“For the law having a shadow of good things to come, and not the very image of the things, can never with those sacrifices which they offered year by year continually make the comers thereunto perfect. For then would they not have ceased to be offered? because that the worshippers once purged should have had no more conscience of sins” (emphasis mine).
The same word that was translated “boldness” in Hebrews 10:19 was translated “confidence” in Hebrews 10:35, which says,
“Cast not away your confidence, which hath great recompense of reward.”
There are not many people who have strong confidence in their relationship with the Lord. Therefore, they have a hard time entering boldly into His presence.
What I am saying here is powerful. If we can understand the promises that have been made to us in these scriptures and quit trying to mix the Old with the New, it will change our lives. This is exactly what Jesus was saying in the parable about the new wine.
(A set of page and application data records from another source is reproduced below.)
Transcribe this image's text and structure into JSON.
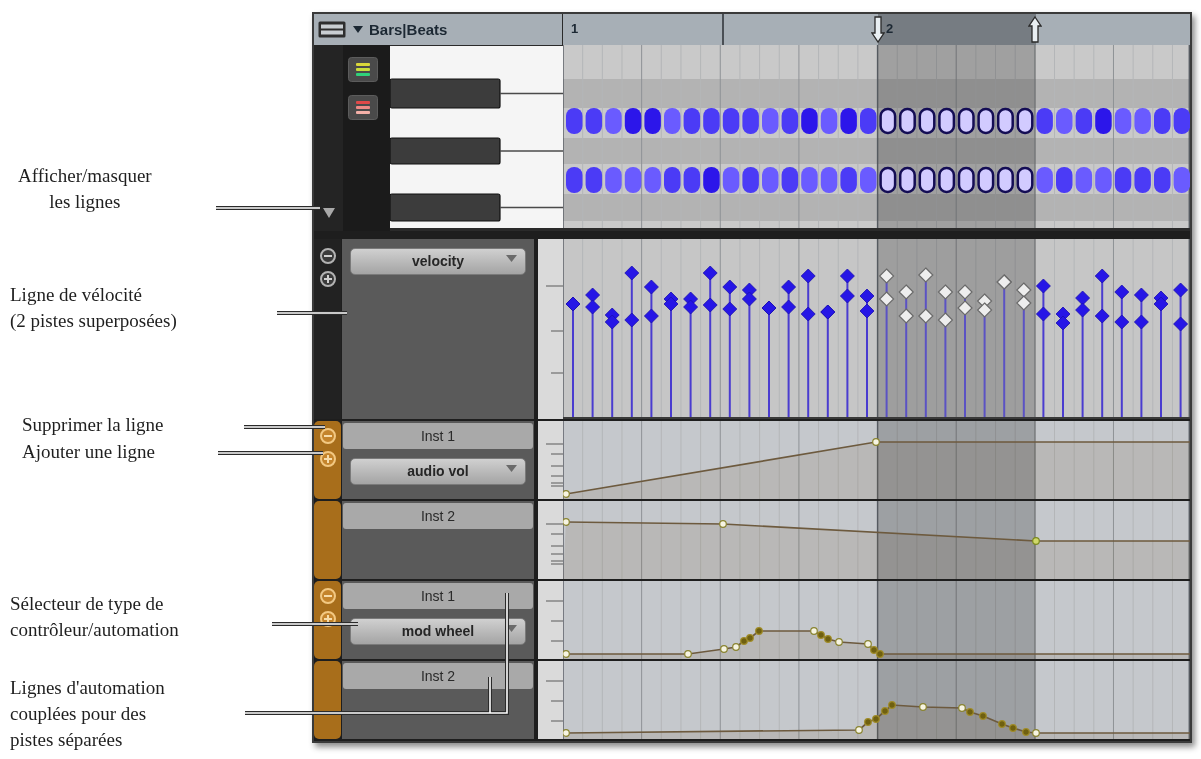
{
  "callouts": [
    "Afficher/masquer\nles lignes",
    "Ligne de vélocité\n(2 pistes superposées)",
    "Supprimer la ligne",
    "Ajouter une ligne",
    "Sélecteur de type de\ncontrôleur/automation",
    "Lignes d'automation\ncouplées pour des\npistes séparées"
  ],
  "editor": {
    "timebase": "Bars|Beats",
    "ruler_marks": [
      "1",
      "2"
    ],
    "lanes": [
      {
        "kind": "velocity",
        "controller": "velocity"
      },
      {
        "kind": "automation",
        "track": "Inst 1",
        "controller": "audio vol"
      },
      {
        "kind": "automation",
        "track": "Inst 2"
      },
      {
        "kind": "automation",
        "track": "Inst 1",
        "controller": "mod wheel"
      },
      {
        "kind": "automation",
        "track": "Inst 2"
      }
    ]
  }
}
Matthew 9:17 reads,
“Neither do men put new wine into old bottles: else the bottles break, and the wine runneth out, and the bottles perish: but they put new wine into new bottles, and both are preserved.”
The New Covenant is like new wine. It is meant to be placed in a new container. And you are that new container. In your spirit, when you were born again, you became a totally brand-new creation, created in righteousness and true holiness (Eph. 4:24). First John 4:17 says that you are identical to Jesus in your spirit: “As he is, so are we in this world.”
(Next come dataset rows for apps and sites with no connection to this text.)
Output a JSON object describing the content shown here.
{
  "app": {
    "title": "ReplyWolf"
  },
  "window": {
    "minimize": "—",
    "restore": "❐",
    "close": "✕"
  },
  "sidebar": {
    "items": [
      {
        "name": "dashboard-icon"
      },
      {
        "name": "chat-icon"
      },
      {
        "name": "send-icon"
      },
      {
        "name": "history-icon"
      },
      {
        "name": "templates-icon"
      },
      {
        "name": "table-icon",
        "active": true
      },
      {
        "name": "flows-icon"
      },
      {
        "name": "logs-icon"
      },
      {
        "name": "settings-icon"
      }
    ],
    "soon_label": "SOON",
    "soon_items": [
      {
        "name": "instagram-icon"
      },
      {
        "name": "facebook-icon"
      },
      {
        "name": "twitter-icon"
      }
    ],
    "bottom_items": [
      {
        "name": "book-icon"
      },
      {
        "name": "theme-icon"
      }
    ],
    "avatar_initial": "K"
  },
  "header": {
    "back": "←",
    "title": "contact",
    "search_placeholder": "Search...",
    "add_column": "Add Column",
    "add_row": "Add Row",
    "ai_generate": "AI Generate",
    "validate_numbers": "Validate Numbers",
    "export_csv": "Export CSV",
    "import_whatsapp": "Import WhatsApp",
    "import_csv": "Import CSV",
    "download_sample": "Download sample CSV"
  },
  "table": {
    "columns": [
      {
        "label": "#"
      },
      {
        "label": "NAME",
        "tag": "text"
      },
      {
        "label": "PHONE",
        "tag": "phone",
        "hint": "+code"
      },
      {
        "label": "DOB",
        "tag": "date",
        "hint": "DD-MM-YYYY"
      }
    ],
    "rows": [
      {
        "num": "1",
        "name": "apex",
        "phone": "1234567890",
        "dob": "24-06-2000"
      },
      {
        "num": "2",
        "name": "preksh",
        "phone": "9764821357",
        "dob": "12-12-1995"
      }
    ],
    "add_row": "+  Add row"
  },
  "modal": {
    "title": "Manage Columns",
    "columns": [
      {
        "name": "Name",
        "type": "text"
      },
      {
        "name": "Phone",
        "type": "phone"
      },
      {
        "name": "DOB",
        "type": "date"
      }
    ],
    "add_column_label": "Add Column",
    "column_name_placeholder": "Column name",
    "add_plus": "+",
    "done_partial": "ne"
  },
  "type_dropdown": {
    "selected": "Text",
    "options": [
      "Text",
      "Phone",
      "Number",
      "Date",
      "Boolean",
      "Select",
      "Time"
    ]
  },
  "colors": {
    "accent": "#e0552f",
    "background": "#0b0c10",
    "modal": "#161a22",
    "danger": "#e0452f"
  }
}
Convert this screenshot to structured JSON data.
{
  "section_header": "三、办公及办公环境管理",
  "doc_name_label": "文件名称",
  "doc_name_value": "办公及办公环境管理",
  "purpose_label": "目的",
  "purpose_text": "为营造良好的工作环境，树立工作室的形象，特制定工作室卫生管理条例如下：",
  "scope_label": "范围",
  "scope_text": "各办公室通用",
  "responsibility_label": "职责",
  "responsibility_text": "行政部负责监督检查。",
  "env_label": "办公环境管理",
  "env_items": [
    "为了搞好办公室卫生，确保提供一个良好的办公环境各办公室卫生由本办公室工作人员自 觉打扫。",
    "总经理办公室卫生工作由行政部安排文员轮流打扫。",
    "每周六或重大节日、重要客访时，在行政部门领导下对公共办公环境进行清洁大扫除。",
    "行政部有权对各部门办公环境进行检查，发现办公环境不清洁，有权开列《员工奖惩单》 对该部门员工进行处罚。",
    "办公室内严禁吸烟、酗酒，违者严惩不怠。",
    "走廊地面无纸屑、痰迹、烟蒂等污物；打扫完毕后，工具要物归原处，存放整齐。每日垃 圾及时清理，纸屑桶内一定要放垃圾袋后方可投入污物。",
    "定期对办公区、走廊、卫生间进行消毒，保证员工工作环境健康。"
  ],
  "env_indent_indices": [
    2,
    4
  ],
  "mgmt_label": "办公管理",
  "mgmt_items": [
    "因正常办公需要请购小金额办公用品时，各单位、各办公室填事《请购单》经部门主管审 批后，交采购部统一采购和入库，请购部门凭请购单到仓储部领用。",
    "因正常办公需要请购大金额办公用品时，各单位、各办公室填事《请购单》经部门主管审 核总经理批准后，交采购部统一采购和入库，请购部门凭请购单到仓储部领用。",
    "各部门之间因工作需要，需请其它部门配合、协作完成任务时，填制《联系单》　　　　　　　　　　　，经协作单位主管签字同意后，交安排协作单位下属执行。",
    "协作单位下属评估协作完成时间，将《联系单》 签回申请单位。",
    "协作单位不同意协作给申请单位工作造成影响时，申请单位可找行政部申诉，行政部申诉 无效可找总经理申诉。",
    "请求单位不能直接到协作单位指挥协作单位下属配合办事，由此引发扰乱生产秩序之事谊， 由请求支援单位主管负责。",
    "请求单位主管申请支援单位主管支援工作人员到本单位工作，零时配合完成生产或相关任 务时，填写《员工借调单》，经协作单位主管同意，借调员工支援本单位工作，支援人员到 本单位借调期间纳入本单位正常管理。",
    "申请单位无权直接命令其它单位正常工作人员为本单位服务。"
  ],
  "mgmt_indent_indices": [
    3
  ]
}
It’s your spirit that changed, not your soul or your body. John 4:24 says that God is a Spirit and that we must worship Him in spirit and in truth. So when a person says something like “I haven’t been praying enough, reading my Bible enough, or I just feel so worthless,” they aren’t worshiping Him in Spirit and in truth.
Instead, they have allowed an evil conscience, empowered by the Law of the Old Covenant, to condemn them. They are looking through the eyes of the flesh and soul, instead of the spirit. It’s time to stop mixing the Old with the New and to enter into the presence of God by a new a living way.
I have just taught a new series called Hebrews Highlights. It was a powerful teaching that visibly impacted the people at this seminar. I believe these truths will also help you get free and enter into the presence of God without condemnation or judgment. And maybe for the first time, you can begin to see yourself free from sin-consciousness.